## EXERCISE DESCRIPTION
In full and without alteration, write out the lines below.

----

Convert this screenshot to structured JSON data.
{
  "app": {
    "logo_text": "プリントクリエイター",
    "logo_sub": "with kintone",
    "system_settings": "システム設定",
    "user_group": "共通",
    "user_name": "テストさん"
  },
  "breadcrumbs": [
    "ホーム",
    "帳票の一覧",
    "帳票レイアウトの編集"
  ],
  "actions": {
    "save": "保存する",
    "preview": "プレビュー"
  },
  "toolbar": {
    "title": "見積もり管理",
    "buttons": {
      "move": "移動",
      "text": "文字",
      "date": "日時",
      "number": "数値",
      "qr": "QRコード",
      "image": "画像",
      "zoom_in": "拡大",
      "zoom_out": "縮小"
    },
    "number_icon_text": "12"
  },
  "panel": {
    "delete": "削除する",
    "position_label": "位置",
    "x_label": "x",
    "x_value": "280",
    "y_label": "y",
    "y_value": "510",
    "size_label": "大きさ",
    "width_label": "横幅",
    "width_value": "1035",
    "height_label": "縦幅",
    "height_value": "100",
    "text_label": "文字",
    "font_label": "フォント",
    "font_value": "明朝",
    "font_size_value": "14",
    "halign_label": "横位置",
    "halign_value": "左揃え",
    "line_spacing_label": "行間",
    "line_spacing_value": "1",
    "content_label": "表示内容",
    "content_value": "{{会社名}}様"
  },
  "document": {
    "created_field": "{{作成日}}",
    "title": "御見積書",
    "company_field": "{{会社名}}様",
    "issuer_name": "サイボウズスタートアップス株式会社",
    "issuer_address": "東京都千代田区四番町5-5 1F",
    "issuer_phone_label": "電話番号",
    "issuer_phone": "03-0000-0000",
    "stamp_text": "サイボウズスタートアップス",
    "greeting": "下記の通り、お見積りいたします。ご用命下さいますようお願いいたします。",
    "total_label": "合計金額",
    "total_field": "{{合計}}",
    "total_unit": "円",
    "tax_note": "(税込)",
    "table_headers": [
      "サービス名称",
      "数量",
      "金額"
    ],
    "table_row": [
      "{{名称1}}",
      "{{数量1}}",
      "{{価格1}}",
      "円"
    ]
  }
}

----

## RESPONSE
Convert this screenshot to structured JSON data.
{
  "app": {
    "logo_text": "プリントクリエイター",
    "logo_sub": "with kintone",
    "system_settings": "システム設定",
    "user_group": "共通",
    "user_name": "テストさん"
  },
  "breadcrumbs": [
    "ホーム",
    "帳票の一覧",
    "帳票レイアウトの編集"
  ],
  "actions": {
    "save": "保存する",
    "preview": "プレビュー"
  },
  "toolbar": {
    "title": "見積もり管理",
    "buttons": {
      "move": "移動",
      "text": "文字",
      "date": "日時",
      "number": "数値",
      "qr": "QRコード",
      "image": "画像",
      "zoom_in": "拡大",
      "zoom_out": "縮小"
    },
    "number_icon_text": "12"
  },
  "panel": {
    "delete": "削除する",
    "position_label": "位置",
    "x_label": "x",
    "x_value": "280",
    "y_label": "y",
    "y_value": "510",
    "size_label": "大きさ",
    "width_label": "横幅",
    "width_value": "1035",
    "height_label": "縦幅",
    "height_value": "100",
    "text_label": "文字",
    "font_label": "フォント",
    "font_value": "明朝",
    "font_size_value": "14",
    "halign_label": "横位置",
    "halign_value": "左揃え",
    "line_spacing_label": "行間",
    "line_spacing_value": "1",
    "content_label": "表示内容",
    "content_value": "{{会社名}}様"
  },
  "document": {
    "created_field": "{{作成日}}",
    "title": "御見積書",
    "company_field": "{{会社名}}様",
    "issuer_name": "サイボウズスタートアップス株式会社",
    "issuer_address": "東京都千代田区四番町5-5 1F",
    "issuer_phone_label": "電話番号",
    "issuer_phone": "03-0000-0000",
    "stamp_text": "サイボウズスタートアップス",
    "greeting": "下記の通り、お見積りいたします。ご用命下さいますようお願いいたします。",
    "total_label": "合計金額",
    "total_field": "{{合計}}",
    "total_unit": "円",
    "tax_note": "(税込)",
    "table_headers": [
      "サービス名称",
      "数量",
      "金額"
    ],
    "table_row": [
      "{{名称1}}",
      "{{数量1}}",
      "{{価格1}}",
      "円"
    ]
  }
}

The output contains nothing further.